(Dataset excerpts)

*-*-*

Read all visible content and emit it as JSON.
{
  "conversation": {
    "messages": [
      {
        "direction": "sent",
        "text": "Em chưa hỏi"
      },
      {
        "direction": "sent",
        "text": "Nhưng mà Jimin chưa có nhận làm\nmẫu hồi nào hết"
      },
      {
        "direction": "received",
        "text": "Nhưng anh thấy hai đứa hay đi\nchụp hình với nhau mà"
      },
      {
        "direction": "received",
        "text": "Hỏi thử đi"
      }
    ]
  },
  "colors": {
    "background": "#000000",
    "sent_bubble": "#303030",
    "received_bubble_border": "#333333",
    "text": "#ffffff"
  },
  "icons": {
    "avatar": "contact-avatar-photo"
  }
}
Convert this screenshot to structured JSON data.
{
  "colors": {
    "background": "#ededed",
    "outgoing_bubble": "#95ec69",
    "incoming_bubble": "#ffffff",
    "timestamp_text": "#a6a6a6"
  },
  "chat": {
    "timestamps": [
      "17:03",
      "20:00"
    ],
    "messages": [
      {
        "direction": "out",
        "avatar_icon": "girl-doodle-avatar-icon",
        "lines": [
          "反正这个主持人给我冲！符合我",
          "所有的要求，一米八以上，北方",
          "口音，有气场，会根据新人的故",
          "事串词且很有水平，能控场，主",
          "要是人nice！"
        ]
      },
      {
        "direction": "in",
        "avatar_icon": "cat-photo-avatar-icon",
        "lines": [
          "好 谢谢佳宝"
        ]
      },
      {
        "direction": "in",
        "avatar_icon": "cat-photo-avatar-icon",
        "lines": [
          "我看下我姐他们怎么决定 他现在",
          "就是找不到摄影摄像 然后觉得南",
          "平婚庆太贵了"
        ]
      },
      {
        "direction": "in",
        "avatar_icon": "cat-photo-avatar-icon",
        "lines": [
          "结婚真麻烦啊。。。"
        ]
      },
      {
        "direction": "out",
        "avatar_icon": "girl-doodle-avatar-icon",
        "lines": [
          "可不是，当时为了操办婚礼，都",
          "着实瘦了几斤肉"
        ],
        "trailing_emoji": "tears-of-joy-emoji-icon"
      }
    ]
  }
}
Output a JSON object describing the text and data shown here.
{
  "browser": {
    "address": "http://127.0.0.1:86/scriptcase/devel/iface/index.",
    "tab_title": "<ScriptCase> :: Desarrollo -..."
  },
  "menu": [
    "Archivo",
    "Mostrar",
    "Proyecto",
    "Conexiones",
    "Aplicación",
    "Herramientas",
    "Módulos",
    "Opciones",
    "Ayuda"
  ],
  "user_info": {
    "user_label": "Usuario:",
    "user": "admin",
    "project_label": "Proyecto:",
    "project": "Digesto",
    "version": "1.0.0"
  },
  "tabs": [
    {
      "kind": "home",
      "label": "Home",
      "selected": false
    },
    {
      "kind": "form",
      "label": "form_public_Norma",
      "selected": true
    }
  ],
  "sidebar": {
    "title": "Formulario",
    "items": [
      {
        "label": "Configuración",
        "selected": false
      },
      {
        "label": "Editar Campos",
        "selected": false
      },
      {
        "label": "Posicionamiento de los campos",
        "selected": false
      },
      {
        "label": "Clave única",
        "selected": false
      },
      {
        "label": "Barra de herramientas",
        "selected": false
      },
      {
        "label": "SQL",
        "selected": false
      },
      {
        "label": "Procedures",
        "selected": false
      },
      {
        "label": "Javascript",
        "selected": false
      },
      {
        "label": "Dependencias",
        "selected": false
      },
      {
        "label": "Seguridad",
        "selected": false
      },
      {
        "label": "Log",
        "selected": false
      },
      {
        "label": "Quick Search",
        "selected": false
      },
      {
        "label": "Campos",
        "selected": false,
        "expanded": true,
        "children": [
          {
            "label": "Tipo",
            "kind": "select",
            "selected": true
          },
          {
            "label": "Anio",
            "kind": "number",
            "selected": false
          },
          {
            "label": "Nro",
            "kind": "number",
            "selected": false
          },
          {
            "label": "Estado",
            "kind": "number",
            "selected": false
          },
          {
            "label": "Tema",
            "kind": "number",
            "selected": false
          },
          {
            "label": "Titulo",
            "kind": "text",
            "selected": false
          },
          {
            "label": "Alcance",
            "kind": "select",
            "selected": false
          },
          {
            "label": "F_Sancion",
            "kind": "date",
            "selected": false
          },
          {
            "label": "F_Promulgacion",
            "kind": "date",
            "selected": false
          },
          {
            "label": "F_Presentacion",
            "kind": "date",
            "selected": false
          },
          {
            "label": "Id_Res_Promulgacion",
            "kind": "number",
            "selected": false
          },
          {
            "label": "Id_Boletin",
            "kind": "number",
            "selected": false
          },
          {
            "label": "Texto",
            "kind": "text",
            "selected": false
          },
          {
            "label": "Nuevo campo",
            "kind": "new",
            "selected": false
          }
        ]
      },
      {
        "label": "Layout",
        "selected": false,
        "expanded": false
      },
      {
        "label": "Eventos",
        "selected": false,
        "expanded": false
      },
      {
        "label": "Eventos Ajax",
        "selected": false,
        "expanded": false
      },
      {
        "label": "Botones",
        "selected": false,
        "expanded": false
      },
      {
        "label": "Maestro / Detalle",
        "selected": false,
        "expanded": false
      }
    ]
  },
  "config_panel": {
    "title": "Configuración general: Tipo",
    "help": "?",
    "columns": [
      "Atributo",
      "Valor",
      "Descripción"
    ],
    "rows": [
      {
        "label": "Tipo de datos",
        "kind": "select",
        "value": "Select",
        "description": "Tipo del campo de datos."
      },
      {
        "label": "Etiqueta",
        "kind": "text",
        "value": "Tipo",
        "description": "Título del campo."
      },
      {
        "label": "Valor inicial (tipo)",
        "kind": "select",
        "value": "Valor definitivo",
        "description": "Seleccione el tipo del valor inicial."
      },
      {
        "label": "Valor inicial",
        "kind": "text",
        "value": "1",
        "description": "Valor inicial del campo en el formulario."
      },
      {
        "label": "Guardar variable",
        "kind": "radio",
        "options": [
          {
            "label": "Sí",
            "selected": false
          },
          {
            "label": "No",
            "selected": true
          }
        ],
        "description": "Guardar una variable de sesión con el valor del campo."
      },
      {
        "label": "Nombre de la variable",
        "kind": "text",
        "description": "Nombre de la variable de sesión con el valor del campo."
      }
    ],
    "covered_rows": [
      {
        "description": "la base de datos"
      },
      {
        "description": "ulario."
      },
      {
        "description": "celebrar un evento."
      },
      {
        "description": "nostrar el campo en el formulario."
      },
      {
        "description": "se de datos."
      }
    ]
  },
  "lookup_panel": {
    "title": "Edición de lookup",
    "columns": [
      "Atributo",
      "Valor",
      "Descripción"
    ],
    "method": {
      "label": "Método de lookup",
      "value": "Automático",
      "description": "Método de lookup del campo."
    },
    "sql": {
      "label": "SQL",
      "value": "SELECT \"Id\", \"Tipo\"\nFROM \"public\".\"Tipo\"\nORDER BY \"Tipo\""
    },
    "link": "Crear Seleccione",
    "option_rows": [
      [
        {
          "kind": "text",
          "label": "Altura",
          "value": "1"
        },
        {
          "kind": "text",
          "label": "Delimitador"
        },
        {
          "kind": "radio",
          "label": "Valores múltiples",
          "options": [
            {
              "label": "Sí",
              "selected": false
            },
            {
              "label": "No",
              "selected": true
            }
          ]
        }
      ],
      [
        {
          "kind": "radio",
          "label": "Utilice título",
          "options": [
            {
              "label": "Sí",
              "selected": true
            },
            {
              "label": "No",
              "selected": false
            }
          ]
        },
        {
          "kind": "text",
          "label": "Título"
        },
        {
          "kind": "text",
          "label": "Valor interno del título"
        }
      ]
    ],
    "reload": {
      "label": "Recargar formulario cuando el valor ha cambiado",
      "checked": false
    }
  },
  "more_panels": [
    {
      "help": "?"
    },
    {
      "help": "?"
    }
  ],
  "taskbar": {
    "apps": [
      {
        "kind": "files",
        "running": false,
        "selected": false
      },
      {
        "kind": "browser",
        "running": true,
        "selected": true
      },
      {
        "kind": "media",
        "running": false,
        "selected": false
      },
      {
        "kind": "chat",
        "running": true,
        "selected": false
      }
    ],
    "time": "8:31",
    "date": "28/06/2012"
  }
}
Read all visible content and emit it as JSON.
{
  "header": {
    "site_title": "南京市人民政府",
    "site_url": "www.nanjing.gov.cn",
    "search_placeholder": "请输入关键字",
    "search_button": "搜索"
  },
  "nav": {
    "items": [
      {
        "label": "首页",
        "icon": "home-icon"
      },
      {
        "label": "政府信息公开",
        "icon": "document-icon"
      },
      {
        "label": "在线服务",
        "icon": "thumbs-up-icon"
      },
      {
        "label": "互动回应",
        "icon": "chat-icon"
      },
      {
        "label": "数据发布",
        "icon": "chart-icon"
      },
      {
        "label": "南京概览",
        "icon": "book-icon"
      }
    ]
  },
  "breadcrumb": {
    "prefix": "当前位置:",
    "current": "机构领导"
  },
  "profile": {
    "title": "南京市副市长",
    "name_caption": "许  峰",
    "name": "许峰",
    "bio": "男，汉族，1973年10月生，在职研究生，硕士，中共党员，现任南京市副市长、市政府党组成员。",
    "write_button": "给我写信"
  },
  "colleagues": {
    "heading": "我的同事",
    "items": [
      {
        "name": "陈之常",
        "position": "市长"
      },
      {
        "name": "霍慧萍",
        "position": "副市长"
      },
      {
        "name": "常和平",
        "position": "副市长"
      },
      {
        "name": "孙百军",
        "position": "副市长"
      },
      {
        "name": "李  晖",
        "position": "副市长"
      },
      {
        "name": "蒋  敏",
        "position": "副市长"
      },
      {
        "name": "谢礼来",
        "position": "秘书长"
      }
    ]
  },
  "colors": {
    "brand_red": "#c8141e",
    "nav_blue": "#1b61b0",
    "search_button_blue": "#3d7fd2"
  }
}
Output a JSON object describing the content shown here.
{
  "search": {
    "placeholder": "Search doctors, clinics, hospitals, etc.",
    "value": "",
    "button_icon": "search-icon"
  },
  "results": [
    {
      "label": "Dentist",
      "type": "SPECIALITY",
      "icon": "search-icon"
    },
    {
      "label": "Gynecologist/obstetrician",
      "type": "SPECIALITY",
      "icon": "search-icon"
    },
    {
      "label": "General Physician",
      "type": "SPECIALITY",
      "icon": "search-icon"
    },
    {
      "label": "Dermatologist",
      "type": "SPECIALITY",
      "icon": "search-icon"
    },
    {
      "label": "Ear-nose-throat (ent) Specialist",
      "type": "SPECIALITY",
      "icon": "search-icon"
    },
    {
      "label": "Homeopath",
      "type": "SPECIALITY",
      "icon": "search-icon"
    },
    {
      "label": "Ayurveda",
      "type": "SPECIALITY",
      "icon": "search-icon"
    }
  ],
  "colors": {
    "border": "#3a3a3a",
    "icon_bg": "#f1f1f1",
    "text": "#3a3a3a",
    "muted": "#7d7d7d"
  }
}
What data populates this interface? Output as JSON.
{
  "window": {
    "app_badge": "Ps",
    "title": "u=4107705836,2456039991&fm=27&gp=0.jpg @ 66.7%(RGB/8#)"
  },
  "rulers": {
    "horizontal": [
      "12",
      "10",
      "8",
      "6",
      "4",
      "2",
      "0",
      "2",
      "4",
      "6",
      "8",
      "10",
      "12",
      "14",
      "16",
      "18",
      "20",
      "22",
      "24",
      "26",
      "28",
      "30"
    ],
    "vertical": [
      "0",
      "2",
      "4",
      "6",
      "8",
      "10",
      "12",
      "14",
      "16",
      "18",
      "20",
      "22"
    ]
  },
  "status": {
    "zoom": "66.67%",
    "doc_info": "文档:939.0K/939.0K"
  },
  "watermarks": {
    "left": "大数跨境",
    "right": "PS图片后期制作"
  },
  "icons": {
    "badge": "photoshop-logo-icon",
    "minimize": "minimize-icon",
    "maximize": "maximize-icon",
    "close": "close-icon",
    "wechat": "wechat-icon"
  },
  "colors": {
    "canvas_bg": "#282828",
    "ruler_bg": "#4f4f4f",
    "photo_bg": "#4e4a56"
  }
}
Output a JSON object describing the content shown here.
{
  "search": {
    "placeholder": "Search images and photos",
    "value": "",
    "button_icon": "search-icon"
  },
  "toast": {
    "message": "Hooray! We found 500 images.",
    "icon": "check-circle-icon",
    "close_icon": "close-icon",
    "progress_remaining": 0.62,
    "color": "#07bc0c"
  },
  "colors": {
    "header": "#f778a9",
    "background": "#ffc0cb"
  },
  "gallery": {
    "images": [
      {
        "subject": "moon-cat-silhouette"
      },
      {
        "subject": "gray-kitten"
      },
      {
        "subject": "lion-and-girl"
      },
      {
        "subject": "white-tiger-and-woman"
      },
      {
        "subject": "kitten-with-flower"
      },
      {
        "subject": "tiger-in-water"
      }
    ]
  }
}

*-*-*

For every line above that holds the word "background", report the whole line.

    "background": "#000000",
    "background": "#ededed",
    "background": "#ffc0cb"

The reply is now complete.